After training in budgeting and small business management, Yam Rana received her first microloan in June 2019. She bought four small goats. Within 6 months, the goats were ready to sell and she more than doubled her investment. After repaying her microloan, she received her second microloan and plans to increase the number of goats as well as build a shed for them. As her small business grows and she earns more, she is confident she will be able to enroll her children in school. She is excited to be able to give her children a good future.
Nobody trusted her to give her a loan thinking that she would not be able to pay it back. Now, she is part of a group of women who are accountable to each other and encouraging when they have down days. We think Yam Rana’s smile says it all. The My Business My Freedom Program has changed her life.

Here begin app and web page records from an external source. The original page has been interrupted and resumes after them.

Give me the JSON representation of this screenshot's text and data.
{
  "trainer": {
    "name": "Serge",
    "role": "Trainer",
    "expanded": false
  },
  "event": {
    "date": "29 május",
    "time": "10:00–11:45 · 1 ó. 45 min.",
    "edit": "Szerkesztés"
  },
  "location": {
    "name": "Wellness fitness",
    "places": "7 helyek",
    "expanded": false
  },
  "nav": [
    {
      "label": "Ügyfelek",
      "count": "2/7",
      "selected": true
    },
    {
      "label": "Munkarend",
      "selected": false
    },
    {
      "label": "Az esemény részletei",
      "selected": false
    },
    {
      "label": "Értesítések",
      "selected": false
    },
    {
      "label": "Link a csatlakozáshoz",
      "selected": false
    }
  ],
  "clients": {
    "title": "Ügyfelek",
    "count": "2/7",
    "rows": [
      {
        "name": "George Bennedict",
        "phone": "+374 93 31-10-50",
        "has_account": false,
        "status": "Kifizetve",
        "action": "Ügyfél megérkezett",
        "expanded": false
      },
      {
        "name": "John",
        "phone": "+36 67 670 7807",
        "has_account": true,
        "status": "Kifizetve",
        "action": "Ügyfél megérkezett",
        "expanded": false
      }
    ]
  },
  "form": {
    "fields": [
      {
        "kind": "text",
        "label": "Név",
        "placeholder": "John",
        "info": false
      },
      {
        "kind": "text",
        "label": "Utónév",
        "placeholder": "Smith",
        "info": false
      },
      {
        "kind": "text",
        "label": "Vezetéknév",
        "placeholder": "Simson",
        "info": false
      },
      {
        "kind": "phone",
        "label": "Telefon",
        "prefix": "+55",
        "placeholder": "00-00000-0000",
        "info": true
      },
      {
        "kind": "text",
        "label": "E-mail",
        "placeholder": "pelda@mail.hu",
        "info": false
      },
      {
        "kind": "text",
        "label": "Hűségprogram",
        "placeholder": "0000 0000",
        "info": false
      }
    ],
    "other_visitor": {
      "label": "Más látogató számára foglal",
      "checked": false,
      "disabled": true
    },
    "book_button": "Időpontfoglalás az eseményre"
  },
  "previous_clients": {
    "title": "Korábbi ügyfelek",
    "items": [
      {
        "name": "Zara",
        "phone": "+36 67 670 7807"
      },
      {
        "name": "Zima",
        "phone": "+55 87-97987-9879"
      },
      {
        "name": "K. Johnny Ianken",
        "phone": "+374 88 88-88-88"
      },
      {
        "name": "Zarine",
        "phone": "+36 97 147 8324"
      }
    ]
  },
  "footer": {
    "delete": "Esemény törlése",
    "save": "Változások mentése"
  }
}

Dil lives with her daughter in a rural area 25 kilometers away from the city. They live in two rented rooms with a roof made up of zinc sheets. She works as a farm laborer to provide for her and her daughter.
Many Filipino families continue to suffer from the harsh consequences of prolonged lockdown in the country. Sadly, many of these parents are pushed to their limits and resort to exploitation (of their own children) as a means to earn a living.
Womokyid, 29, lives in the province with her family and aging parents. When she was younger, her father had an accident at work leaving him unable to work. Because of this, Womokyid had to stop school so she can help her mother take care of her father and earn income for their family. Now that she has a family of her own, her desire is to start a small restaurant of her own so can take care of her family while also earning a stable income.
Fujie, 44, is a single mother. She raised her son alone after her husband has left home many years ago. Her biggest regret was not being able to send her son to school to complete his studies. She hopes to be of help in any way she can.
Quijangtso first applied in the Husky Energy Tailoring Skills Program for Women in 2019 with the recommendation of the project coordinator and teachers. Faced with a lot of challenges, Quijangtso did not back down and continued to persevere.